The mysterious stones of a Vancouver street

How I found connection through a small stone display


On top of a rectangular, commemorative stone in Vancouver sits many smaller stones. Circular stones. Flat stones. A stone that looks like a jumbo jellybean. These smaller stones are not officially part of the commemorative stone—which notes that the Musqueam, Tsleil’Waututh, and Squamish peoples have lived in what is now Vancouver for over 3,000 years—but were recently placed there.

The first stone to appear on top was the jellybean one. A few weeks ago, I noticed it during a walk around Mount Pleasant, the Vancouver neighbourhood I call home. I didn’t think much of it. During my daily walks, I passed the jellybean stone dozens of times, registering it in my periphery like I might a house or tree.

Last week, my wife Sarah and I decided to go for a late-night walk. We craved fresh air after an entire day working on our computers and taking Zoom calls in our 250-square-foot-apartment. On the walk, we stopped at the commemorative stone instead of passing it like we normally would. The jellybean stone, for whatever reason, had captured our full attention.

Upon examination, we noticed how precariously balanced the stone was, how someone must have placed it on its tip with great care. We also noticed the stone had a small design painted on it, which looked a bit like a speech bubble you’d see in a comic book. For several minutes, we appreciated the jellybean stone in all its intricacy and mystery. Then we decided to make our own contribution. We picked three stones from the ground and balanced them (after some trial and error) around the jellybean stone.
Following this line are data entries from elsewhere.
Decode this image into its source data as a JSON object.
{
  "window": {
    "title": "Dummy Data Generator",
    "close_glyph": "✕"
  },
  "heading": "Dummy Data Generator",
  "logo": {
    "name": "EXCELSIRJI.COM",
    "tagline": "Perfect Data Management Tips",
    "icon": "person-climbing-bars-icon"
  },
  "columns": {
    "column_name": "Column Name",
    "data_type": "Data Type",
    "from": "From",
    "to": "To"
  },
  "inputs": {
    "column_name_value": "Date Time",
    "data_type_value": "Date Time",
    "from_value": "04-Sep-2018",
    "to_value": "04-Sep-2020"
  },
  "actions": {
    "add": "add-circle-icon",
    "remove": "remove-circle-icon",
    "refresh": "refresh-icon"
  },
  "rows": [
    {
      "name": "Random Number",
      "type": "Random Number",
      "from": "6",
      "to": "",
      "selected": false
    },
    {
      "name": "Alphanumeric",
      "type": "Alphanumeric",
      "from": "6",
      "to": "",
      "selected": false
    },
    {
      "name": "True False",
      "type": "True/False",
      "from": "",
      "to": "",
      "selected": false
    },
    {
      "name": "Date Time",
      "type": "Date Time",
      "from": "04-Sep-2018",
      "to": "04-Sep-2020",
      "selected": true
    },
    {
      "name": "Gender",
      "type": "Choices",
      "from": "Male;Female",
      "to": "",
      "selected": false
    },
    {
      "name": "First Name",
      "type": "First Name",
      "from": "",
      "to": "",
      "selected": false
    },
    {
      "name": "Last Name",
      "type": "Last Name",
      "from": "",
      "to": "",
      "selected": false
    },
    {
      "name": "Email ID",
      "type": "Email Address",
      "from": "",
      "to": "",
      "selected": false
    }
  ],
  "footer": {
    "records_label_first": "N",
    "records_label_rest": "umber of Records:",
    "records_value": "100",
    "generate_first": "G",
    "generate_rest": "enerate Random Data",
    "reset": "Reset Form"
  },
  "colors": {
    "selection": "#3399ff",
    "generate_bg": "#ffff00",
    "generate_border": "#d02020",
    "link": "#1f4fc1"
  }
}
Two days later, we passed the commemorative stone while driving home from an appointment and, to our surprise and excitement, more stones had been added. I had actually noticed the stone additions on an earlier walk, but I had been blasting a podcast on American politics through a set of noise-cancelling headphones and didn’t properly register the development. Once we arrived home, we set off on foot to visit the stones, just a few dozen meters from the doorstep of our apartment building.

Not only had someone (or multiple someones) added stones, but they added stones on top of the ones we had previously placed, which created little stacks. The top surface of the commemorative stone was now mostly covered, and I felt a strange streak of pride in helping to create the display in front of us, which had become something of an impromptu, collaborative art piece.
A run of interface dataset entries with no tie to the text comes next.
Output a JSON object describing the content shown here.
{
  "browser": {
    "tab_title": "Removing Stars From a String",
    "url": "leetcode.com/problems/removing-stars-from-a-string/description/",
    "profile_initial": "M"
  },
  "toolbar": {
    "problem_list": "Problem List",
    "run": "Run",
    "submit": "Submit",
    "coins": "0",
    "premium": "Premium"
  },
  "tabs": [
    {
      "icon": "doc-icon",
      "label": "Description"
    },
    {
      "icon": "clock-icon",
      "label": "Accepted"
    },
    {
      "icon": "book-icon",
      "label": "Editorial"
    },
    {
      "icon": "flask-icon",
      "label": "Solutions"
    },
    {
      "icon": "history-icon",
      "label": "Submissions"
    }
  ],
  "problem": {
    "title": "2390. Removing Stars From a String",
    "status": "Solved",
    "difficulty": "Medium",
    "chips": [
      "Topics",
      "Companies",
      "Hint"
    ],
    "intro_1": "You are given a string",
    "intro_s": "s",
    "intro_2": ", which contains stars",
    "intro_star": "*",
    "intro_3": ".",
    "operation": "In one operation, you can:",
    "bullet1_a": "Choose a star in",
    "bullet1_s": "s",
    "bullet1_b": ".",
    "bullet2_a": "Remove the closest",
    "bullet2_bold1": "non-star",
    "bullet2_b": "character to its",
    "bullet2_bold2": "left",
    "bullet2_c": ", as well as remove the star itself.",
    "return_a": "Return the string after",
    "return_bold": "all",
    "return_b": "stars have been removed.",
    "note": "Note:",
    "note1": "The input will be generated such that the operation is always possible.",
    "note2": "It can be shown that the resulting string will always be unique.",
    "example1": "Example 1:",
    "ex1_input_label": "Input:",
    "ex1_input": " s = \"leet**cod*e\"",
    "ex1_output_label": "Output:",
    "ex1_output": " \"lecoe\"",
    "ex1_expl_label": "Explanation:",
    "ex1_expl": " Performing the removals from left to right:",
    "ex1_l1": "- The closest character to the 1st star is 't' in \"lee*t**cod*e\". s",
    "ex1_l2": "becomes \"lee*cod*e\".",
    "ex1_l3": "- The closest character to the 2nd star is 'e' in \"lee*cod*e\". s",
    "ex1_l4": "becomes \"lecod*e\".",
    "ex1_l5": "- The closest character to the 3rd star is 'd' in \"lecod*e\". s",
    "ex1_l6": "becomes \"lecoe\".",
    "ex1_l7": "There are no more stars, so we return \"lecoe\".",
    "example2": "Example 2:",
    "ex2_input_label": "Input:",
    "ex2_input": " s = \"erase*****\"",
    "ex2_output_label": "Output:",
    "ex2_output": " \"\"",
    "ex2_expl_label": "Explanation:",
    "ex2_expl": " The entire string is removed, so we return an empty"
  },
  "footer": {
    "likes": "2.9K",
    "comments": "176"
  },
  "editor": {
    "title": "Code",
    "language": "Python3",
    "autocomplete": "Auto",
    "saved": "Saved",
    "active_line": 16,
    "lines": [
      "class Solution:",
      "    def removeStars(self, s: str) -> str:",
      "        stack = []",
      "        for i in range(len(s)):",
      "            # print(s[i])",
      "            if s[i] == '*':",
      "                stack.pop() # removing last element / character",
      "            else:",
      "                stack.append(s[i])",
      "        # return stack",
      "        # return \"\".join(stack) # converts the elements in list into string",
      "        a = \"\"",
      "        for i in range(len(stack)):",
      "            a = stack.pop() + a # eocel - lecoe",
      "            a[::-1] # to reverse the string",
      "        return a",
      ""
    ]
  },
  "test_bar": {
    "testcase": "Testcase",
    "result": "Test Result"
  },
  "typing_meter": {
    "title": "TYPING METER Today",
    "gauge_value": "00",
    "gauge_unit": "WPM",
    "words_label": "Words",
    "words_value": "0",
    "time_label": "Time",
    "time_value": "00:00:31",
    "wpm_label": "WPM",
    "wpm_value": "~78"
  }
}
The sense of pride, I think, came from manoeuvring and manipulating physical objects with my hands to create something, a novel event in the midst of the COVID-19 pandemic in which most of my manoeuvring and manipulating occurs in Microsoft Word and Google Chrome. I also felt in community with a stranger (or strangers) in my neighbourhood who had stopped and paid attention in the same physical space Sarah and I had, who had added stones on top and beside our stones. This sense of community, at least the physical component of it, felt novel too.

Before we left, a man exited the building behind us.
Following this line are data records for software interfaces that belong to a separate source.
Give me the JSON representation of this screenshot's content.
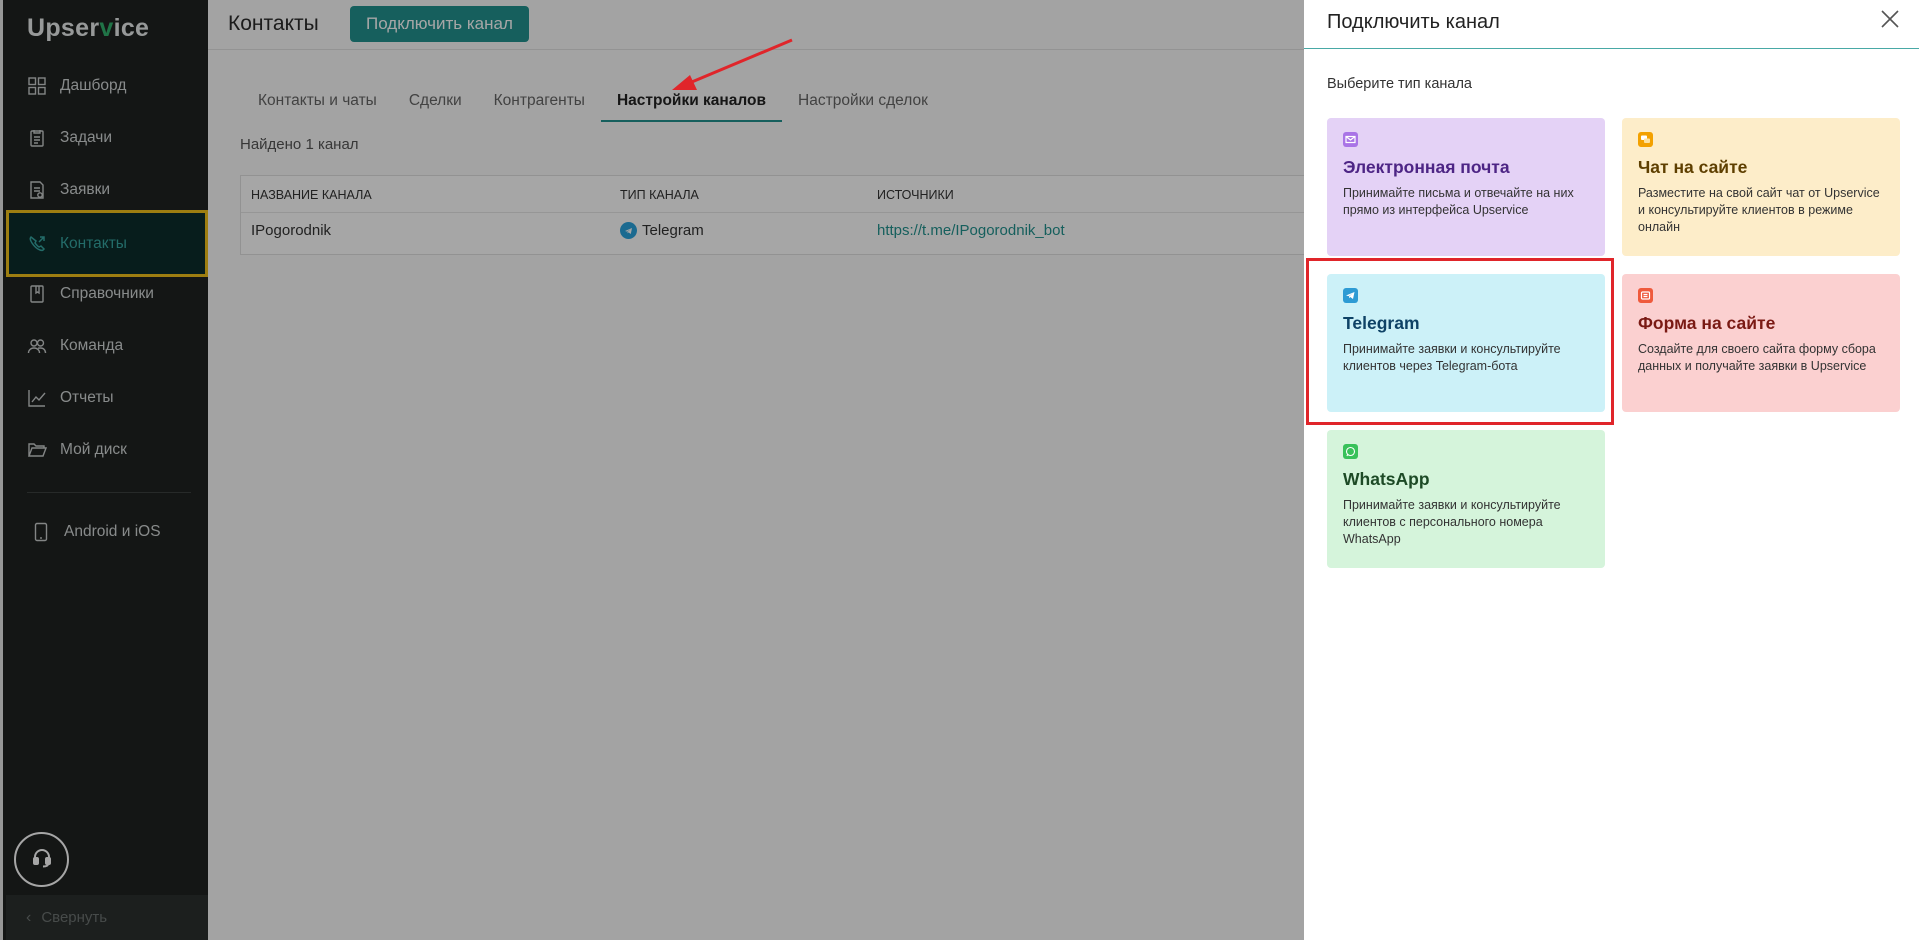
{
  "app": {
    "logo_prefix": "Upser",
    "logo_v": "v",
    "logo_suffix": "ice"
  },
  "sidebar": {
    "items": [
      {
        "label": "Дашборд",
        "icon": "dashboard-icon"
      },
      {
        "label": "Задачи",
        "icon": "tasks-icon"
      },
      {
        "label": "Заявки",
        "icon": "requests-icon"
      },
      {
        "label": "Контакты",
        "icon": "contacts-icon",
        "active": true
      },
      {
        "label": "Справочники",
        "icon": "book-icon"
      },
      {
        "label": "Команда",
        "icon": "team-icon"
      },
      {
        "label": "Отчеты",
        "icon": "chart-icon"
      },
      {
        "label": "Мой диск",
        "icon": "folder-icon"
      },
      {
        "label": "Android и iOS",
        "icon": "phone-icon"
      }
    ],
    "collapse_label": "Свернуть"
  },
  "main": {
    "title": "Контакты",
    "connect_button": "Подключить канал",
    "tabs": [
      "Контакты и чаты",
      "Сделки",
      "Контрагенты",
      "Настройки каналов",
      "Настройки сделок"
    ],
    "found_text": "Найдено 1 канал",
    "table": {
      "headers": [
        "Название канала",
        "Тип канала",
        "Источники"
      ],
      "rows": [
        {
          "name": "IPogorodnik",
          "type": "Telegram",
          "source": "https://t.me/IPogorodnik_bot"
        }
      ]
    }
  },
  "drawer": {
    "title": "Подключить канал",
    "subtitle": "Выберите тип канала",
    "cards": {
      "email": {
        "title": "Электронная почта",
        "desc": "Принимайте письма и отвечайте на них прямо из интерфейса Upservice"
      },
      "chat": {
        "title": "Чат на сайте",
        "desc": "Разместите на свой сайт чат от Upservice и консультируйте клиентов в режиме онлайн"
      },
      "telegram": {
        "title": "Telegram",
        "desc": "Принимайте заявки и консультируйте клиентов через Telegram-бота"
      },
      "form": {
        "title": "Форма на сайте",
        "desc": "Создайте для своего сайта форму сбора данных и получайте заявки в Upservice"
      },
      "whatsapp": {
        "title": "WhatsApp",
        "desc": "Принимайте заявки и консультируйте клиентов с персонального номера WhatsApp"
      }
    }
  },
  "colors": {
    "accent": "#22938f",
    "highlight_yellow": "#f1c21b",
    "annotation_red": "#e0252a"
  }
}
“The rocks just keep growing and growing,” he said, looking at the display.

We chuckled and agreed, though we didn’t tell him about our contribution.

Sarah recognised the man as the father of her friend, which she confirmed with him. He apologised for not initially recognising Sarah, which was understandable given that he hadn’t seen her for nearly ten years.

It’s funny the connections a few stones can make. During courtship, male Adélie penguins present females with stones. If the female penguin approves, she’ll add the stone to her nest, blossoming the bonding process. For me, a male Homo sapiens, stacking a few stones made me feel a bit more human.